Days become shorter, the air takes on a chill and the clinging damp of Autumn rises up from the fallen leaves and lingers in the hedgerows. The wind sprints past, without apology, like a late errand boy with a message for the receding Summer.
These are the days of afternoon walks, lit with a weakening sun. A time for home comforts. Warm familiarity as you cross the threshold. Soft lamps and the light rasp of drawn curtains. Maybe, toast for tea, or one of my favourites, a baked apple with sultanas, brown sugar and cinnamon oozing and bubbling from the hollowed core.
Before tuning-in to the chaos of the wider world, you might pull a book from the shelf. A best-loved title from childhood? You open at the first page, read a few lines, the fragrance of evening still filling your senses.*
In no time at all, you're drawn in, the story developing around you. For me, this might mean that I'd drifted into the company of Kay Harker.
Spangled puddles rest, undisturbed, in the quiet of the night. Not a ripple, after footpaths have shrugged off the last lonely footsteps.
Upon waking, the season hangs around the houses, in paralysed veils.

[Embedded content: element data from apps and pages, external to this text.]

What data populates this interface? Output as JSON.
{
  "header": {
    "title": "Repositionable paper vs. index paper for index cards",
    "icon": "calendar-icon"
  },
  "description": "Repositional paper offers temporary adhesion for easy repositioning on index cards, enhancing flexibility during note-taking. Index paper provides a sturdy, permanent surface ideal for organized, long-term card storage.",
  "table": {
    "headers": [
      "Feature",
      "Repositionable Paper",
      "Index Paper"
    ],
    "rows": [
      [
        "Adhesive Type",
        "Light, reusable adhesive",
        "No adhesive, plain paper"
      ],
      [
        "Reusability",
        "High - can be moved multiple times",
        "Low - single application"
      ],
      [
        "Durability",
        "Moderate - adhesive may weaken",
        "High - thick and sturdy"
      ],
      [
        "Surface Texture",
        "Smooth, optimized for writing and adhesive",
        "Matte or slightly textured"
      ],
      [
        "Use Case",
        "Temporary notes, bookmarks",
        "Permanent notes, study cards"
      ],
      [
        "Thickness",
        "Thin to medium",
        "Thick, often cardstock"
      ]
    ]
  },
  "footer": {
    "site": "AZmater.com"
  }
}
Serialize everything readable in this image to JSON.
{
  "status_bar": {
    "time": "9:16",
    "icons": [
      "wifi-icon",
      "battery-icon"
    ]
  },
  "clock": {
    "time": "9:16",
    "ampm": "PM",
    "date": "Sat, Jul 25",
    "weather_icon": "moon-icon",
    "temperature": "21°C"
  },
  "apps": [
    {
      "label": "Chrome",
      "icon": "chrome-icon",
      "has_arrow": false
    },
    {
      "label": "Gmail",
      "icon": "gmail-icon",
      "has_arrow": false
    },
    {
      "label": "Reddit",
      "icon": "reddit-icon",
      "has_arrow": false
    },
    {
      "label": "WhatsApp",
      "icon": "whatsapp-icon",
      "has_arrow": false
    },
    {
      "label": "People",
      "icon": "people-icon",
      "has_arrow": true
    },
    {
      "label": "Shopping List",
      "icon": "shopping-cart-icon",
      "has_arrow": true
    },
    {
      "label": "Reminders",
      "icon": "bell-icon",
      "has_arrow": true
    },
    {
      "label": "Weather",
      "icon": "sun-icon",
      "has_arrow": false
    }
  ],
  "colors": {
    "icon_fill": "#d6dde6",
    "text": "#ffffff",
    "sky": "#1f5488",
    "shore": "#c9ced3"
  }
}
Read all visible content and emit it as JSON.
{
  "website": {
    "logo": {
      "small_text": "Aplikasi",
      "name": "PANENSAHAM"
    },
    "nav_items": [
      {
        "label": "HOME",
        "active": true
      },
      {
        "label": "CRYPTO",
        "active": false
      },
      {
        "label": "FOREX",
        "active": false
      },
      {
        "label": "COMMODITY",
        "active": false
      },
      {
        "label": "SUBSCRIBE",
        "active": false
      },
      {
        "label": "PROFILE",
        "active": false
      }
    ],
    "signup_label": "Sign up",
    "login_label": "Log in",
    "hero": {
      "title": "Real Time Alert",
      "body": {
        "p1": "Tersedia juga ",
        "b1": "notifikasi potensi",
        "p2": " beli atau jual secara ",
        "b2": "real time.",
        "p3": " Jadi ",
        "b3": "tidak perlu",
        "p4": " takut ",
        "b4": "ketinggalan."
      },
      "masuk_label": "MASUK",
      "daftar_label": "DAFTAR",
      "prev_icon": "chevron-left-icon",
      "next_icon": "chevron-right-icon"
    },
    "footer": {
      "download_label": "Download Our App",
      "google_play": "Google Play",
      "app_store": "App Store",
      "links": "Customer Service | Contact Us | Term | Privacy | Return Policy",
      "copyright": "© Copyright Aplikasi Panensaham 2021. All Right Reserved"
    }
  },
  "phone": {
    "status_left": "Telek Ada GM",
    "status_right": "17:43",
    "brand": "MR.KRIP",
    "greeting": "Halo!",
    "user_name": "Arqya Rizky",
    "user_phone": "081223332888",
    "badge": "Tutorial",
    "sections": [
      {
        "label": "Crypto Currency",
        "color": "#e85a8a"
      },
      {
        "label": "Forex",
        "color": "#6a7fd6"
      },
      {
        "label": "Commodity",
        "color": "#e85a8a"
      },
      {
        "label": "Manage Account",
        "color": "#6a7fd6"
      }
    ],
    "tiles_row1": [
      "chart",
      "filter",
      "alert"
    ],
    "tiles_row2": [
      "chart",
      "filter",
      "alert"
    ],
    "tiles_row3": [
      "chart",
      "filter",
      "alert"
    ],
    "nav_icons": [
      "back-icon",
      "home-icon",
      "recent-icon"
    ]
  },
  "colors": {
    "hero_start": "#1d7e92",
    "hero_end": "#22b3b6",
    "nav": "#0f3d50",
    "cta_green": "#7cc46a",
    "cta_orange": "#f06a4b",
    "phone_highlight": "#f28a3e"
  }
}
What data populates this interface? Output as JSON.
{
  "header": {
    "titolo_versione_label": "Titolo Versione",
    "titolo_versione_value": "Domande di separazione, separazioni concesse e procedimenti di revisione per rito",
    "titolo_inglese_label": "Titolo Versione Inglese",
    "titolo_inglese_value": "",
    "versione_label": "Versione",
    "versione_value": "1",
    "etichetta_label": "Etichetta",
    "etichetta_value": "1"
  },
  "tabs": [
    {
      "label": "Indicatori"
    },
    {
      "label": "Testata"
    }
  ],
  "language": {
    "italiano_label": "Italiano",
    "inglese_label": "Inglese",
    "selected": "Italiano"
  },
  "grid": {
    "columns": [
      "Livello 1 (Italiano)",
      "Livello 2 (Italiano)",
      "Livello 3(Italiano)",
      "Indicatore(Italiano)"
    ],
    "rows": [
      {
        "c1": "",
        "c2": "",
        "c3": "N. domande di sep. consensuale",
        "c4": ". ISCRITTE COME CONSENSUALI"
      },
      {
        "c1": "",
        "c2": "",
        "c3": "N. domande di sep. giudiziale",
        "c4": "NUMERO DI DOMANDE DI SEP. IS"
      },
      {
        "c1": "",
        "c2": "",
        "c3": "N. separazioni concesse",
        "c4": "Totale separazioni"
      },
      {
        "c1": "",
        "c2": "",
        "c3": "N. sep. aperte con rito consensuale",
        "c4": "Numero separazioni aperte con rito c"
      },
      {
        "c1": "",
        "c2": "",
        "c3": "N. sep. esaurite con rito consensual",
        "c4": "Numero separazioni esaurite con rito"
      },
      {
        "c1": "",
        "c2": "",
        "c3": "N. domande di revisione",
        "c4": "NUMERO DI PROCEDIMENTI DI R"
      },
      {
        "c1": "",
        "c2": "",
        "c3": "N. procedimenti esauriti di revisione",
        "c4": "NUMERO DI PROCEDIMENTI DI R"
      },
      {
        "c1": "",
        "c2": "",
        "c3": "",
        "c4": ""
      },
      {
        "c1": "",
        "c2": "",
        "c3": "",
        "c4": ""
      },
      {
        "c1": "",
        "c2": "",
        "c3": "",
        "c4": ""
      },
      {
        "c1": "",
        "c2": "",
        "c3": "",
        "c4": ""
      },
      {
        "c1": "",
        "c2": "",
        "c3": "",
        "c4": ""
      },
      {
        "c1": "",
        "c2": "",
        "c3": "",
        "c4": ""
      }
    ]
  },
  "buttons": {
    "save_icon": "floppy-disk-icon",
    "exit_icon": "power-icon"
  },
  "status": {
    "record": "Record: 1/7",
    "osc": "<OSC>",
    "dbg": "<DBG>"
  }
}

* Our Speckly Woo is not quite four. During a recent overnight stay with us, I introduced her to the BBC version of 'The Box of Delights'. She's a year younger than her mother was, when she was mesmerised back in 1984. Speckly Woo let her taste buds influence her reactions to the story. There came a stream of questions relating to "the box of angel delights", most of which centred on "King Horlicks", rather than Cole Hawlins. Magical!